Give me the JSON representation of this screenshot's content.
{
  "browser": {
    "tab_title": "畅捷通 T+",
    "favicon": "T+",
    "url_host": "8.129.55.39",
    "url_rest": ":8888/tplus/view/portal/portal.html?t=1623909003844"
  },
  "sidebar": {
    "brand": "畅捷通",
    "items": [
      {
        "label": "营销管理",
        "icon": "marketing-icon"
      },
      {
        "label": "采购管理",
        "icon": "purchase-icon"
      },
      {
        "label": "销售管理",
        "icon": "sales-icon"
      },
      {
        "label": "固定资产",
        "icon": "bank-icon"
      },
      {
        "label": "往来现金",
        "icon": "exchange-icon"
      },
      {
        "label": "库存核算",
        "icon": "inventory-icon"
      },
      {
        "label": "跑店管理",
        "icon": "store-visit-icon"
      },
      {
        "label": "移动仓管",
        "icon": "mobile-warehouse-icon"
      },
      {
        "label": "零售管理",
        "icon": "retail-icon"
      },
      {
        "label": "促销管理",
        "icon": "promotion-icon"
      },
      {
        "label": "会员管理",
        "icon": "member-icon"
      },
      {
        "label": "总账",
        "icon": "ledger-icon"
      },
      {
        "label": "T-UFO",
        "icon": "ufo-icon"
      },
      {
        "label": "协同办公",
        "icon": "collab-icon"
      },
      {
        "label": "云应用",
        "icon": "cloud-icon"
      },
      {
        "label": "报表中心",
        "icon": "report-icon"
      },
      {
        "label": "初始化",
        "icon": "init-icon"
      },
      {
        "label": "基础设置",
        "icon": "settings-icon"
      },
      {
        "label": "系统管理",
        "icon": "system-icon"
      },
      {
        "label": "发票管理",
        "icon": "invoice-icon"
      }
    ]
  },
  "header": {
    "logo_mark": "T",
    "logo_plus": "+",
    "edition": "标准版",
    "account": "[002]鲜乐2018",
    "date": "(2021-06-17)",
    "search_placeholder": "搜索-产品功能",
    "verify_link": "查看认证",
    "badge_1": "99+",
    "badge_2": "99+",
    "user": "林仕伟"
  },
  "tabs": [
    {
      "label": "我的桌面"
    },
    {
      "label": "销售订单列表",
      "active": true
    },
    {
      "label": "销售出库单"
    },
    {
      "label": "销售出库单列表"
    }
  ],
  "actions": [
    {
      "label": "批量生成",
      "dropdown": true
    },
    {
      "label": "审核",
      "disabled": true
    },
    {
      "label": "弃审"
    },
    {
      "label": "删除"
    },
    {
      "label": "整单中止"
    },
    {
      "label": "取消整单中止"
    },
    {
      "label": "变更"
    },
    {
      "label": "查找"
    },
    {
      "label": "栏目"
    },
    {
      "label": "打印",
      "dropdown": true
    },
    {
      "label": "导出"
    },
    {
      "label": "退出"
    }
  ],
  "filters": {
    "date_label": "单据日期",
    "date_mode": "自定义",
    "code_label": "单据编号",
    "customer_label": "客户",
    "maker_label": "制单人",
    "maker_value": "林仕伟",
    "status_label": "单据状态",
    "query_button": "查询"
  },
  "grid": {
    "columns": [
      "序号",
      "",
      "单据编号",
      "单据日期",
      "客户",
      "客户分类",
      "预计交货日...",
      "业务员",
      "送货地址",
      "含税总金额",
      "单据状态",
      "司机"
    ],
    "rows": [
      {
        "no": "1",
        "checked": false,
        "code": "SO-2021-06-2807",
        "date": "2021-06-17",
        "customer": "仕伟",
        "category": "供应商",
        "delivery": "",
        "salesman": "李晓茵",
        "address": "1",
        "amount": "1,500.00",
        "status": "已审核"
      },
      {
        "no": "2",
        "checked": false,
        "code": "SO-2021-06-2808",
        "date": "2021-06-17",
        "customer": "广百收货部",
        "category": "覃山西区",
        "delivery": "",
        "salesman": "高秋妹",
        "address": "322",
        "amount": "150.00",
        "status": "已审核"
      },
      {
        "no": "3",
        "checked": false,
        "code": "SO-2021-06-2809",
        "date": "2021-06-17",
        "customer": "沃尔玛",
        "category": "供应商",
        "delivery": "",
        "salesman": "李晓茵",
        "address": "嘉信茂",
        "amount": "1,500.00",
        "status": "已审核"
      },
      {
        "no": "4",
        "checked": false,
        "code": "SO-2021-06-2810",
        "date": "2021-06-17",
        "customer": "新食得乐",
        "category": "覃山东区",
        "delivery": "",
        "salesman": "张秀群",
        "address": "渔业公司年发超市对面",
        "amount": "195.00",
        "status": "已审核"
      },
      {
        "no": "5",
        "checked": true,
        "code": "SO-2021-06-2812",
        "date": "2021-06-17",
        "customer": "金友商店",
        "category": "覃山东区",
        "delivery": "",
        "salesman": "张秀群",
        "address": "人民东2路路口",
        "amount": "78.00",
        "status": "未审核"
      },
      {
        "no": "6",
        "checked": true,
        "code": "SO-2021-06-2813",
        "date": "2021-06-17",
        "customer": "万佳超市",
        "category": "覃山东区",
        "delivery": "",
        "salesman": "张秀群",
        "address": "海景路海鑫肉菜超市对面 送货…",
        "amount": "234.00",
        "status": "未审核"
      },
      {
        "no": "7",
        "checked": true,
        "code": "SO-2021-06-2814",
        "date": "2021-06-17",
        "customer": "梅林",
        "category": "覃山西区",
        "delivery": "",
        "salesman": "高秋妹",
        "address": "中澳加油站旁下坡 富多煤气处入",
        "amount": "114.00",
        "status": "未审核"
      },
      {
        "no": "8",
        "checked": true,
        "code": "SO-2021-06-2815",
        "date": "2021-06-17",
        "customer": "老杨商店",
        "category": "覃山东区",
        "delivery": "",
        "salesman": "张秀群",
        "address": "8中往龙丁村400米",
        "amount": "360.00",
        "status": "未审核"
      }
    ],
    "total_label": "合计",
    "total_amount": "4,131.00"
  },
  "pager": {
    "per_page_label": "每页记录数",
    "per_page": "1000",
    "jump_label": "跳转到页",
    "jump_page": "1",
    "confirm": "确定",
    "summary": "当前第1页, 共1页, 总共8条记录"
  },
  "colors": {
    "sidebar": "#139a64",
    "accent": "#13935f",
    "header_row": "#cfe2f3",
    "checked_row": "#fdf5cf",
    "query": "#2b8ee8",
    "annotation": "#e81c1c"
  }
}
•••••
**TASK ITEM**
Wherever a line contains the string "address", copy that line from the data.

**EXPECTED ANSWER**
        "address": "1",
        "address": "322",
        "address": "嘉信茂",
        "address": "渔业公司年发超市对面",
        "address": "人民东2路路口",
        "address": "海景路海鑫肉菜超市对面 送货…",
        "address": "中澳加油站旁下坡 富多煤气处入",
        "address": "8中往龙丁村400米",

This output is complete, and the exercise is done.